Tigers prospect Jake Rogers is said to be a talented defensive catcher in all defensive metrics.
So surprised as to his omission.

Yehoshua Friedman
5 years ago

Sicnarf is Francis spelled backwards. Does being spelled backwards help with pitch-framing?

5 years ago

How does the top catching prospect for the Cardinals, Andrew Knizer grade out under this system?

5 years ago

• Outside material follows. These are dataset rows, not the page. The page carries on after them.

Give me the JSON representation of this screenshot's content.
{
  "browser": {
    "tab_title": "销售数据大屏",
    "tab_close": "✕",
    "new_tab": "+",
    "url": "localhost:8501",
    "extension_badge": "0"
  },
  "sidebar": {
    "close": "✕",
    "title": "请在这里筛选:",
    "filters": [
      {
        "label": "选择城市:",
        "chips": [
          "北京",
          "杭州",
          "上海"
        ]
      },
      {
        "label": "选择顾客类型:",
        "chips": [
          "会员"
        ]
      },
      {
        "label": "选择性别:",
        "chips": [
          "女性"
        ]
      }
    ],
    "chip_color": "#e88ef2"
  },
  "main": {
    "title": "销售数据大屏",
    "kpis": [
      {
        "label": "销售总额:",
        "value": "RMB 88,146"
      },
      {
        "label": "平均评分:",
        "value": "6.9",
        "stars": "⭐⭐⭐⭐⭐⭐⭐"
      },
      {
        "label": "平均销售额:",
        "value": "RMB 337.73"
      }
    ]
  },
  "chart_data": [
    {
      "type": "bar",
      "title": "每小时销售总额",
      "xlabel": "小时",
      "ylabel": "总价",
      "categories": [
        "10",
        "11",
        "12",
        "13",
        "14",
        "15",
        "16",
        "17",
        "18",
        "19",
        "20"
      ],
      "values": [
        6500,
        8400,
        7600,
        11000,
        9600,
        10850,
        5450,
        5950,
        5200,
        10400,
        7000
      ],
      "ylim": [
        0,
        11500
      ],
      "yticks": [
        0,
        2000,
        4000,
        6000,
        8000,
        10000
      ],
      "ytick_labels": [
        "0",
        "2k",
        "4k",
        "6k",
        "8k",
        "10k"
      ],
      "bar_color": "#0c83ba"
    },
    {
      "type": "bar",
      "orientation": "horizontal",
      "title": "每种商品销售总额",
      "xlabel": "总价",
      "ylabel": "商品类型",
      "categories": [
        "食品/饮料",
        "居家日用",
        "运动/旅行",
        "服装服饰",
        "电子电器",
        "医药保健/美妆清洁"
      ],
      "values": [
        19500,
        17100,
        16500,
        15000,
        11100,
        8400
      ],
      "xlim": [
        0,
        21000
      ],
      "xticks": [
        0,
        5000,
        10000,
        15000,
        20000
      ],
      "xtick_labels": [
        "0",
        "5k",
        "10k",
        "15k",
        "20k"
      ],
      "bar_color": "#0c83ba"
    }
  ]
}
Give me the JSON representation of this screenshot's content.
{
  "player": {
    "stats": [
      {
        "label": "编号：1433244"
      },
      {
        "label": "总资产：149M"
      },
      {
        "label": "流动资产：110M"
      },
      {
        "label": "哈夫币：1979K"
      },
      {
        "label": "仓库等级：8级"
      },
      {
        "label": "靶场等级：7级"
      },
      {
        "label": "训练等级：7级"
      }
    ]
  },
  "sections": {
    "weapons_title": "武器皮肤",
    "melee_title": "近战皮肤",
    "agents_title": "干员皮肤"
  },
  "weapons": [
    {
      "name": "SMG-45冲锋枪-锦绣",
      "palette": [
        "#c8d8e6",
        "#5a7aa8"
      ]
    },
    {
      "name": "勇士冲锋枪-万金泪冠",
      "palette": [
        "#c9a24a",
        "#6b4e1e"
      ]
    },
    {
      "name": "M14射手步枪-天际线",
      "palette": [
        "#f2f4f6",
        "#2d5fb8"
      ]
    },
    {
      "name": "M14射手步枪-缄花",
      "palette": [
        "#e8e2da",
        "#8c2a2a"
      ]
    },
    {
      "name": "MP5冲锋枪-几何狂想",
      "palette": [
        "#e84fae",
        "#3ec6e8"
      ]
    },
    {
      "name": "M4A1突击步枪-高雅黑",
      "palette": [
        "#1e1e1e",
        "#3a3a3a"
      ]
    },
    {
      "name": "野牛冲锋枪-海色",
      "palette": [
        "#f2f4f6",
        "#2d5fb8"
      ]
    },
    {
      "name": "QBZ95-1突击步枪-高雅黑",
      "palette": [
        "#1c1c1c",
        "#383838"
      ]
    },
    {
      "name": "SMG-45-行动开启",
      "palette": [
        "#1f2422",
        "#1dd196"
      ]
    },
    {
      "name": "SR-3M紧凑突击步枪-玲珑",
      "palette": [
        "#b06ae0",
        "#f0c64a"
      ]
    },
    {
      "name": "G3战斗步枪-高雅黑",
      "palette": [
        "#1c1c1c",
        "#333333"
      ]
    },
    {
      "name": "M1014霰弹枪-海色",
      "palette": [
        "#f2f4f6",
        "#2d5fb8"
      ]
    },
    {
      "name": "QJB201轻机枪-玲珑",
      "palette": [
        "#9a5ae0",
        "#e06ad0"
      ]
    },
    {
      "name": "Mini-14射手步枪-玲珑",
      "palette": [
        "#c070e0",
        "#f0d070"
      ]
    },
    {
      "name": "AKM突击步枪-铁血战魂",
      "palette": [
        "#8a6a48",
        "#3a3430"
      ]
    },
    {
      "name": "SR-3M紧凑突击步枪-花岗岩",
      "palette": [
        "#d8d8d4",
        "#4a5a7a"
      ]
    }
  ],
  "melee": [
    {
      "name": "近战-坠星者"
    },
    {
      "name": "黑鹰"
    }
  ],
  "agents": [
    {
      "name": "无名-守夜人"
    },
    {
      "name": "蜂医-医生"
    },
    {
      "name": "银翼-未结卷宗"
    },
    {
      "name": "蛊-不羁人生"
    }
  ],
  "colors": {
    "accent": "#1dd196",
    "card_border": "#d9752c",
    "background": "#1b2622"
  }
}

This is awesome research. Also, this is the first time I’ve read an article by you. Both of these pieces were news to me:
* Day vs. night (7 p.m. starts get +0.3 percentage points more called strikes than 1 p.m. starts in Triple-A and the major leagues.)
* Away vs. home (Away batters get 0.5-0.6 percent points more called strikes than home batters in Triple-A and the majors)

Both very interesting IMO, as the home field advantage in NBA and NFL is more pronounced than in MLB.

5 years ago

How did Austin Allen do?

5 years ago

ASTROS Chuckie Robinson? How did he pan out?